Every seven years the EU is convulsed by negotiations over its budget—the Multi-annual Financial Framework (MFF). The narrative is familiar and repetitive: predictions of stalemate and catastrophic breakdown are at some stage transformed into grumpy acceptance of a new deal with sweeteners for everyone. The question is, when will that transformation happen?
Leaders will meet on Friday 17 July (and perhaps through the weekend) to try and reach agreement on the 2021-2027 cycle. This time around, negotiations have been particularly difficult. Brexit took the UK and its substantial net contribution out of the equation and the resulting gap needed to be filled somehow, whether by new sources of revenue (e.g., from governments or new fundraising mechanisms) or cuts. However, a summit in February broke down acrimoniously, with EU governments further apart than before. And since February, business has been completely disrupted by the COVID-19 pandemic.
But the very impact of the pandemic has completely transformed the situation. In February, Germany was happy to be counted among the “frugals,.” the governments that felt the EU’s budget is already quite big enough and opposed the “cohesion group,” those that felt the budget should be directed at rebalancing economic inequalities between EU member states. Now, there seems to be a collective will to succeed, whether at the mid-July summit or later in the summer and crucially, Germany has decided that we must collectively pay more to get more.
The numbers involved are eye-catching. The latest proposal from the EU Council President, the former Belgian prime minister Charles Michel, has the EU budget at €1074 billion, plus an additional dedicated fund for recovery from the pandemic worth €750 billion—€500 billion in grants and €250 billion in loans—plus a €540 billion “Next Generation EU” safety net for workers, businesses and governments.

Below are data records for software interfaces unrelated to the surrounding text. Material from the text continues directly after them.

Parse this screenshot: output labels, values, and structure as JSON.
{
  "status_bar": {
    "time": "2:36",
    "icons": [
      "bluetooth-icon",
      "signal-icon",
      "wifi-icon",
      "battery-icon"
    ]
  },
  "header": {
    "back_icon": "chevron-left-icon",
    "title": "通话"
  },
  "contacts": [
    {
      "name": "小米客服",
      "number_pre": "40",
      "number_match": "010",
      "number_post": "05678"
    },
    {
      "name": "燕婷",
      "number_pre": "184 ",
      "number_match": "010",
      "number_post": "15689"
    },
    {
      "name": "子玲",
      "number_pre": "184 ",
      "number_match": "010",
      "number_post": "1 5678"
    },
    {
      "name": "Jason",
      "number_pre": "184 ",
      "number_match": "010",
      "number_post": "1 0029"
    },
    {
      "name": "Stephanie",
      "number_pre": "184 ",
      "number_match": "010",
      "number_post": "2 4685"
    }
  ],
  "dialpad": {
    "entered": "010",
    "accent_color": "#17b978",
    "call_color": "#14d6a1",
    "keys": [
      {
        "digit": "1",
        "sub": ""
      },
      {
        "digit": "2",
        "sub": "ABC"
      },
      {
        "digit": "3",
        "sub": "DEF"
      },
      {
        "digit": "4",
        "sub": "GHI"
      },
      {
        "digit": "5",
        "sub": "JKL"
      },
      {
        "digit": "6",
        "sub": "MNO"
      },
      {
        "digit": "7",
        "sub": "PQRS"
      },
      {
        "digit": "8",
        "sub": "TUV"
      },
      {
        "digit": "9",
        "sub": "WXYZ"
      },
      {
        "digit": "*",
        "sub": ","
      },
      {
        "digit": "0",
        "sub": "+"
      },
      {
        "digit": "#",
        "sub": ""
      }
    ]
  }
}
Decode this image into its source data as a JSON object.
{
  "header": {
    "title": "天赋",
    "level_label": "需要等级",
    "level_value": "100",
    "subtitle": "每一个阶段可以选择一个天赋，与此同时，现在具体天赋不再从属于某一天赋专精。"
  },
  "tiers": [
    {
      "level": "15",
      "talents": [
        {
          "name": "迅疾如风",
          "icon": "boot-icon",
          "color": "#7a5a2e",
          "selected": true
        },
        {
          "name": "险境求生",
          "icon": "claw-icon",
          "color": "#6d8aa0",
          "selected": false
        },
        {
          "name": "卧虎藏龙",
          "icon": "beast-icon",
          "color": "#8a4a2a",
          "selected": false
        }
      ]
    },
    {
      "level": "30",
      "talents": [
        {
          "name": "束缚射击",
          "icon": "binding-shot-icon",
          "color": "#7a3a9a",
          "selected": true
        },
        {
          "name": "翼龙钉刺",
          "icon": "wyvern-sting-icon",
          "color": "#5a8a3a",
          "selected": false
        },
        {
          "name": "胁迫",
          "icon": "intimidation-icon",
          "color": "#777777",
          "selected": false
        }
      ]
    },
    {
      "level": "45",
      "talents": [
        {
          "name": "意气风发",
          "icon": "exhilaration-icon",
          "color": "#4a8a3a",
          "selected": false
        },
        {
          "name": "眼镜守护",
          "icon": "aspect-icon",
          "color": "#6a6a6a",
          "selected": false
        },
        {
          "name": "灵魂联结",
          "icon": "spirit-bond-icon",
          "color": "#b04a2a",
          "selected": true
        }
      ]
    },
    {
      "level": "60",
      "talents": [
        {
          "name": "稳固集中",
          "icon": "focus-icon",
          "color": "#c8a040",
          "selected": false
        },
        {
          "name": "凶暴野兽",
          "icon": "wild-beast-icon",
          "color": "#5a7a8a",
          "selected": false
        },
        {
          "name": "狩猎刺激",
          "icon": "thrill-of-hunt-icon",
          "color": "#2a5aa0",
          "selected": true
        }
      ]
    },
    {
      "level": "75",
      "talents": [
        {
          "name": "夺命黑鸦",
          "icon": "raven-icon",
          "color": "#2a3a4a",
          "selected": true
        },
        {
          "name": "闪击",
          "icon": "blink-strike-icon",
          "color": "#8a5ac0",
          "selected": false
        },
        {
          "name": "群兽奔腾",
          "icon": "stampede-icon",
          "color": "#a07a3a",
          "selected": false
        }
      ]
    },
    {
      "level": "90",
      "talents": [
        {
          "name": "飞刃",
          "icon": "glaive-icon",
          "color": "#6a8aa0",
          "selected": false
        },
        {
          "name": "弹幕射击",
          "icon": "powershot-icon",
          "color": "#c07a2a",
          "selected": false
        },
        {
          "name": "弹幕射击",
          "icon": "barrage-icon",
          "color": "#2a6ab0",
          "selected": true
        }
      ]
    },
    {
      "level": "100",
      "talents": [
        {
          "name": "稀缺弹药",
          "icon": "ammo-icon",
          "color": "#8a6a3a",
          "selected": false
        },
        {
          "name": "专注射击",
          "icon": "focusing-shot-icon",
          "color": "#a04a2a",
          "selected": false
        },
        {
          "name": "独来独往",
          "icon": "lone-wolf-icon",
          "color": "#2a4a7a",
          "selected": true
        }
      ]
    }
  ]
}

In perspective, this is about €15per week per EU citizen, spread over a seven-year cycle and that number will vary considerably by country. And it is interesting and significant that the anguished howls over the overall size of the EU budget, which we saw in the run-up to February, have now been replaced by technical queries about exactly how and on whom the money should be spent.
The budget itself includes new provisions for EU action on health and for civil protection in times of disaster. It also mainstreams the challenge of climate change—the EU Green Deal was the original branding concept for the budget—and adapting to the digital economy. There will also be a €5 billion Brexit Adjustment Reserve to compensate those worst affected by the UK’s departure.
The money will be raised by a combination of old methods—VAT, customs duties, sugar levies and the GNI contribution—and new—a levy on unrecycled plastic, a carbon border adjustment mechanism, a digital services tax on large companies and possible revenue from the emissions trading system. There has been surprisingly little pressure from members states or industry against any of these proposals; perhaps it is accepted that in a crisis we all must play our part. The “frugals”—the Netherlands, Austria, Sweden and Denmark—are proportionately the biggest net contributors and will get significant rebates as a sweetener, as the British did in the olden days.
Strenuous efforts are being made by the European Parliament, and by one or two member states, to link EU expenditure in each countries more strongly to respect for human rights and the rule of law. The targets here are Poland and Hungary, whose governments have displayed worrying tendencies towards authoritarianism in the most recent period. However, those governments will have a veto on the eventual budget agreement, so it is unlikely that they will enable the EU to punish them or others in the future by withholding funds.
In any case, great consideration should be made around any proposed punishments. I grew up in a corner of Western Europe which suffered considerably from violence and human rights abuses perpetrated by both state and non-state actors. EU support opened up a wider perspective for us, helping to shift our vision to a wider frame and contributing to the eventual resolution of the conflict. We were one of the few parts of the UK that voted against Brexit. How different might it have been if stricter conditionality had been applied to how EU funds were spent?
The direct involvement of Chancellor Merkel is the key to success or failure now. In recent days she has engaged in friendly bilaterals with the key countries that need to be satisfied—France, Italy, Spain and the Netherlands. Formally, the process is in the hands of Charles Michel but Germany now holds the EU presidency and is using that role to lead the negotiations to a conclusion. The mid-July summit may not be the end of the current budget debate, but it is certain to be the beginning of the end, and it would be very surprising if leaders are not vastly closer to a solution by the time they fly home from Zaventem. Whenever that is.